Perhaps the most important reason that higher education often fails to live up to its promise is non-completion. More than a third of students don’t earn a degree within eight years of starting college, and only a minority finish on time. College dropouts face lower earnings and more difficulty paying down their debts, among other problems.

Analysts have devoted plenty of ink to the problem of college non-completion, why it persists, and how to turn things around. But it’s impossible to ignore one of the most fundamental factors behind non-completion: students who are less prepared for college are less likely to finish.

That’s one conclusion of a new report from the National Center for Education Statistics (NCES), which tracked a group of high schoolers through college and beyond. Roughly three-quarters of those students enrolled in postsecondary education, and among those 40 percent failed to earn a degree or certificate within eight years.

But different groups of students have vastly different completion rates, and no factor is as important as the student’s high school GPA. Among students with an “A” average (GPA of 3.5 or higher), nearly 90 percent finished college. But among students with a “C” average or worse (GPA of 2.5 or lower), two-thirds of those who started college failed to earn a degree or certificate at all.

To be sure, other student characteristics correlate with high school GPA, so it’s possible some of the gap is due to these other factors. But the gap in college completion rates between students with the highest and lowest GPAs is far greater than the gaps along racial or socioeconomic dimensions. For college completion, high school GPA seems to matter more.
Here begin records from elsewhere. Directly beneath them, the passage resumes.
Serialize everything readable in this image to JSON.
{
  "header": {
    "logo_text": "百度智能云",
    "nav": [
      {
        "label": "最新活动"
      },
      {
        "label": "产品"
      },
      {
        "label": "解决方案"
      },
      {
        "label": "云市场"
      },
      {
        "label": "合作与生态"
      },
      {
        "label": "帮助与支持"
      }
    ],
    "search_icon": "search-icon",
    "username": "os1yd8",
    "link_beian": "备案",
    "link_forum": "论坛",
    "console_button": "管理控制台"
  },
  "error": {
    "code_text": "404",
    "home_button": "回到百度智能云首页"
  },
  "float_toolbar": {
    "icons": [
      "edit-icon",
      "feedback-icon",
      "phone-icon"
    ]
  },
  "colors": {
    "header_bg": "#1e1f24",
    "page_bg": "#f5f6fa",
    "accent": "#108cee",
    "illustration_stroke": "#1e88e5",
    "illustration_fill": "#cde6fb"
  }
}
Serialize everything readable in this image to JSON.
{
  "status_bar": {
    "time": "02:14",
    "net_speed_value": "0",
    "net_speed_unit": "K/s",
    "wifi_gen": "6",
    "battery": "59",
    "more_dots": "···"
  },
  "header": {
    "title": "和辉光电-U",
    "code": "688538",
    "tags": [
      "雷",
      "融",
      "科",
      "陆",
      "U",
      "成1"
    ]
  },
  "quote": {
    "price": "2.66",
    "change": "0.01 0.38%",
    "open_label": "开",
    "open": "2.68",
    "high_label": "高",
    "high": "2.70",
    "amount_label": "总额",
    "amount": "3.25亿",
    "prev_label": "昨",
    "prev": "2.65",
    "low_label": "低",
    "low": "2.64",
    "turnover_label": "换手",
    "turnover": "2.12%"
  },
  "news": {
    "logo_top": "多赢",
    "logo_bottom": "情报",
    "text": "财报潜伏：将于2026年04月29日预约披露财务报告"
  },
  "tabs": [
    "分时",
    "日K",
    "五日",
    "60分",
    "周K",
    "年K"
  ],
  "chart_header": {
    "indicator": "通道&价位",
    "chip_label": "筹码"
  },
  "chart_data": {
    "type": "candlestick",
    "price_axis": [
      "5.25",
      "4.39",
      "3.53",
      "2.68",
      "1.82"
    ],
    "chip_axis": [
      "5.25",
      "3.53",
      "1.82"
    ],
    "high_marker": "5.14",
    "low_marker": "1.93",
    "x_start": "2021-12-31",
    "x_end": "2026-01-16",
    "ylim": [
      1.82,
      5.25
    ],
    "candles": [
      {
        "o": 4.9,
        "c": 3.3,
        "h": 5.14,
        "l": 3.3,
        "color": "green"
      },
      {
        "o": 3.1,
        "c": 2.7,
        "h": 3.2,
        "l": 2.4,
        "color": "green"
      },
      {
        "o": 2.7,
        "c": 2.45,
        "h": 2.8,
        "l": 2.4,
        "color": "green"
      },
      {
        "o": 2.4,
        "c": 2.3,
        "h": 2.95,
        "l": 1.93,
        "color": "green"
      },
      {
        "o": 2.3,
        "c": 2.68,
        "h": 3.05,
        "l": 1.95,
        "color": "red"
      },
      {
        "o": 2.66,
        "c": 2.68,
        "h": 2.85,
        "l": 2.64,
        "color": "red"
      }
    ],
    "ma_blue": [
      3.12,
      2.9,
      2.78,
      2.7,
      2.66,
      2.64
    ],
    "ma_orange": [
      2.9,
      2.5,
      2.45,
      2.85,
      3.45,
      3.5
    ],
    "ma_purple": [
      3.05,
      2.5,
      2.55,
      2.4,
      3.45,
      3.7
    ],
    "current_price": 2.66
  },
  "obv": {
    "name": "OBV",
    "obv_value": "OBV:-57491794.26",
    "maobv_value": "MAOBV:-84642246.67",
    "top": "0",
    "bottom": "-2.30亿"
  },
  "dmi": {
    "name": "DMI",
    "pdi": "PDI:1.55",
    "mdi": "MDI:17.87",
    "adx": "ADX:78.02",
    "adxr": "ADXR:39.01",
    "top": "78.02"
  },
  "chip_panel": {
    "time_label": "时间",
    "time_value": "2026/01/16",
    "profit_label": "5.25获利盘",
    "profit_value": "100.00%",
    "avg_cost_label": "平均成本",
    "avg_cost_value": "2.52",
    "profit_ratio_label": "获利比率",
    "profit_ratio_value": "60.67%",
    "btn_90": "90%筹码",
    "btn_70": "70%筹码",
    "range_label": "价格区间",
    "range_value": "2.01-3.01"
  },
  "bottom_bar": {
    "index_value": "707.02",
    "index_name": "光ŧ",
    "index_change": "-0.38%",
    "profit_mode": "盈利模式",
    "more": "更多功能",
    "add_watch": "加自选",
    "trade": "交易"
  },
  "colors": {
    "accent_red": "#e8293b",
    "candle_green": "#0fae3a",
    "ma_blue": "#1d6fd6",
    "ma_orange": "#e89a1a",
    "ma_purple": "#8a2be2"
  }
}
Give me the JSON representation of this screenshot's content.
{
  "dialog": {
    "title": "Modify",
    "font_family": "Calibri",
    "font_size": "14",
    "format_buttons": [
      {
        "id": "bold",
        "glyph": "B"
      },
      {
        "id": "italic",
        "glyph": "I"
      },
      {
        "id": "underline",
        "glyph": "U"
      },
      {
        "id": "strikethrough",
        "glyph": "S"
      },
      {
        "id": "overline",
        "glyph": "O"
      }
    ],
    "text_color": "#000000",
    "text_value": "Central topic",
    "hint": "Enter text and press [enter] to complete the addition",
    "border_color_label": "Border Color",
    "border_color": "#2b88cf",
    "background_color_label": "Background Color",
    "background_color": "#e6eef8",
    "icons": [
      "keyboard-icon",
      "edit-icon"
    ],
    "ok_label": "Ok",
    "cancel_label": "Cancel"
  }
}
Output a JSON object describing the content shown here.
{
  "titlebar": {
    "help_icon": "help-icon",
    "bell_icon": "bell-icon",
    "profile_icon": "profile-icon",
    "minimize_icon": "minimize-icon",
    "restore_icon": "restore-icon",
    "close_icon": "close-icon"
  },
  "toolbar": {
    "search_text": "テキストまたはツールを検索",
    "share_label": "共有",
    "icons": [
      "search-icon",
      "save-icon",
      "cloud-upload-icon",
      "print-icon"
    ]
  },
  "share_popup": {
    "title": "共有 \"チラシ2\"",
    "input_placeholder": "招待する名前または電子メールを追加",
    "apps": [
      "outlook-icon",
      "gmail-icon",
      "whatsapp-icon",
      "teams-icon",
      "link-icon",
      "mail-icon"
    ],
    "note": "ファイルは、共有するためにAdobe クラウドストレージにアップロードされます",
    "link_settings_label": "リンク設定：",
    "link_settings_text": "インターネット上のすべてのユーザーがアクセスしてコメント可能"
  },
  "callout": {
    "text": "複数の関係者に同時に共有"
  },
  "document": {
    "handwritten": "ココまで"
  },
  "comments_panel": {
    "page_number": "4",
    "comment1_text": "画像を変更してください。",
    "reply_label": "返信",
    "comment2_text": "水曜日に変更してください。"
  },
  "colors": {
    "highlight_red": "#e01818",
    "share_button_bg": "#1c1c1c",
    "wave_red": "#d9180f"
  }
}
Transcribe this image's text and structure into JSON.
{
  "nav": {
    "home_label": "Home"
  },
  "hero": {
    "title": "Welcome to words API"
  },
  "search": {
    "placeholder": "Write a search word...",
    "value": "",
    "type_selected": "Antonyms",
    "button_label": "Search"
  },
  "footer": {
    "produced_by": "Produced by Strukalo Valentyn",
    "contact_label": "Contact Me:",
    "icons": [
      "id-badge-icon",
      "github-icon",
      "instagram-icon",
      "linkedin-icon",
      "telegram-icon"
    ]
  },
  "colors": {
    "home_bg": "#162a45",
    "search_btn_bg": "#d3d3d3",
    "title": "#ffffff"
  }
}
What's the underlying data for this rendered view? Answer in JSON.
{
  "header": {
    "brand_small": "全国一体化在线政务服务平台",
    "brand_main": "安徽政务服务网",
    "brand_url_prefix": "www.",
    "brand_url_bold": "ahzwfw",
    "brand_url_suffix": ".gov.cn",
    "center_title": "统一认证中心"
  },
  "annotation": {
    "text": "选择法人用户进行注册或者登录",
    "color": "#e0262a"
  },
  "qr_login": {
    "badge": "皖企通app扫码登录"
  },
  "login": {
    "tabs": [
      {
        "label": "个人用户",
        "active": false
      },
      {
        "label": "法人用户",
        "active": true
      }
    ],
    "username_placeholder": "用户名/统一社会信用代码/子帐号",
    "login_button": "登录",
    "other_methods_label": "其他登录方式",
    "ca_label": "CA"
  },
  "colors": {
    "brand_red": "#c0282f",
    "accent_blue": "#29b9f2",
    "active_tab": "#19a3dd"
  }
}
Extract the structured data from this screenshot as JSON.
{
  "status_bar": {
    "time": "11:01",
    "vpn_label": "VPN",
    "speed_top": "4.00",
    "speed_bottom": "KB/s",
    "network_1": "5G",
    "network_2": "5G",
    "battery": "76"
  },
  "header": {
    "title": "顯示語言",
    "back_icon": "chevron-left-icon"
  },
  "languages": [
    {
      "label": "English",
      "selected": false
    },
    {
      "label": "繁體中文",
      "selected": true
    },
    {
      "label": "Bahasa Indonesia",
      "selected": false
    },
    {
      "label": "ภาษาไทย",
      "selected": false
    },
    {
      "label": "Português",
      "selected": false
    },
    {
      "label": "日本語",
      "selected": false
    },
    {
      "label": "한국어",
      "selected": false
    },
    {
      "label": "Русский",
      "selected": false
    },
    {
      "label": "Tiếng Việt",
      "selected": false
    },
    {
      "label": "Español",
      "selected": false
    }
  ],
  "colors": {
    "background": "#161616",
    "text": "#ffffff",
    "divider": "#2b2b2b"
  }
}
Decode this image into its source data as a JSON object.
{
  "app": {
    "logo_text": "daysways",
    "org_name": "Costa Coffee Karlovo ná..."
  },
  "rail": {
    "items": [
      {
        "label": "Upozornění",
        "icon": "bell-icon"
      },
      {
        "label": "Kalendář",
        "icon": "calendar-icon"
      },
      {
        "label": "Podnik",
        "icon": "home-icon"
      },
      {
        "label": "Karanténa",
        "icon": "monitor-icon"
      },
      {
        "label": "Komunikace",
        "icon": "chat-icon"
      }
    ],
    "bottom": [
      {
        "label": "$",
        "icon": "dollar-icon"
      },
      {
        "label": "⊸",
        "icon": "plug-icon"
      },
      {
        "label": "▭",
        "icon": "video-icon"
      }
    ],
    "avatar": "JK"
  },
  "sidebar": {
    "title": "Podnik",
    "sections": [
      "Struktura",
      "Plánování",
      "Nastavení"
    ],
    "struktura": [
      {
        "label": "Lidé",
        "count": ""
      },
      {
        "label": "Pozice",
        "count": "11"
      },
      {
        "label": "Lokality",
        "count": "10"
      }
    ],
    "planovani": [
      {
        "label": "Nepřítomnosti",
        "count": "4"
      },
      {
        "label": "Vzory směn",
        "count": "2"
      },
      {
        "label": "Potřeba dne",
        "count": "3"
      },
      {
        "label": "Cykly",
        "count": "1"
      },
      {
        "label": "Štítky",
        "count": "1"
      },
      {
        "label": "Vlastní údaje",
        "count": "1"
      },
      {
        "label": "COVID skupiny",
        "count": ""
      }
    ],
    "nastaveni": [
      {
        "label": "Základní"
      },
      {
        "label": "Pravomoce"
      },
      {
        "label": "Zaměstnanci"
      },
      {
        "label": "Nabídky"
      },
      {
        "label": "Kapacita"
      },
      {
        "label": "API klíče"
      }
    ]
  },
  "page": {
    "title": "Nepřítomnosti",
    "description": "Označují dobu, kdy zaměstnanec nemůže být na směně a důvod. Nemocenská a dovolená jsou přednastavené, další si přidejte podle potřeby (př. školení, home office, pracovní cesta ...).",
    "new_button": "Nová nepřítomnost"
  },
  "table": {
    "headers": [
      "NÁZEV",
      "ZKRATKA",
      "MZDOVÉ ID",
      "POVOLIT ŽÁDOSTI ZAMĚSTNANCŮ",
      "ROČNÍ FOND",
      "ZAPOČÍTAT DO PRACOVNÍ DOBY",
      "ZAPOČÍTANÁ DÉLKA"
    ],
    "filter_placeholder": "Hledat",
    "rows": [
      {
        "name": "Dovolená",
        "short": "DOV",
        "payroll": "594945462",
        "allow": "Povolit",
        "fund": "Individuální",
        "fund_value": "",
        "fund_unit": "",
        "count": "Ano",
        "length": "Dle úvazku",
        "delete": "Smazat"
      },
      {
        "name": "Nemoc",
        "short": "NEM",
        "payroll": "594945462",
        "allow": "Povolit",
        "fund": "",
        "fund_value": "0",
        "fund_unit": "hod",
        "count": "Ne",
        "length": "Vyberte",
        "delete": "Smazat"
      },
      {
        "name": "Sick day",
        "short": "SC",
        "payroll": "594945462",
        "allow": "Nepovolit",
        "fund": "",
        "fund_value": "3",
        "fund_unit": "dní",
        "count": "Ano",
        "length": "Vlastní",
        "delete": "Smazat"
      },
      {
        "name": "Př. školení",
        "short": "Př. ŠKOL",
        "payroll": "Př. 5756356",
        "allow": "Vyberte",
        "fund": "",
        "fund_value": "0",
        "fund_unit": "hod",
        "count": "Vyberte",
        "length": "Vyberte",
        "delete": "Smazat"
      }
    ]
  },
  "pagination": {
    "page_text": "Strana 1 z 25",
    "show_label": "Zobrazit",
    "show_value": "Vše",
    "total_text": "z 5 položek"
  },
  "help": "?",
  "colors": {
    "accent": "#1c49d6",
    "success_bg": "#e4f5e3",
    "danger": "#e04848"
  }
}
The reasons are obvious. College-level coursework can be rigorous. It demands a sufficient knowledge base and appropriate study habits. High school GPA, to an extent, is a signal for those characteristics. It demonstrates not just a student’s capacity to learn the material, but a willingness to show up to class and complete assignments on time. Those habits are indispensable in higher education.

Unfortunately, high school GPA’s utility as a signal is eroding. As former Institute of Education Sciences director Mark Schneider has pointed out, the average high schooler’s GPA is climbing. Yet more objective assessments of students’ knowledge show flat or declining trends. In other words, students are receiving higher grades, but they aren’t learning more.

Grade inflation is happening at the college level, too. College completion rates have ticked-up a few percentage points over the past two decades, but this is mostly down to easier grading, according to a recent analysis. If students complete college at higher rates, but don’t actually learn any more, that somewhat defeats the purpose of higher education as an avenue to a more knowledgeable workforce and a stronger economy.

The lesson should be different. First, policymakers ought to understand that K-12 education is critical to college completion. If the goal is to raise college graduation rates, we must ensure that students possess an adequate knowledge base and good study habits before they ever set foot on a college campus. Neglecting the K-12 side and trying to make up for it in the college years is usually too late.

Second, we should recognize that college shouldn’t be the only path for students exiting high school, or even the primary path. Even accounting for improvements in K-12 education, it’s fine to acknowledge that the traditional academic setting isn’t everyone’s forte. But that means policymakers ought to work on expanding non-college pathways into the labor force so people who excel outside the world of academia can still enjoy a good middle-class career.

College noncompletion continues to be a major problem, and it’s most acute for students with the lowest high school GPAs. But perhaps it’s time to look for solutions outside of higher education.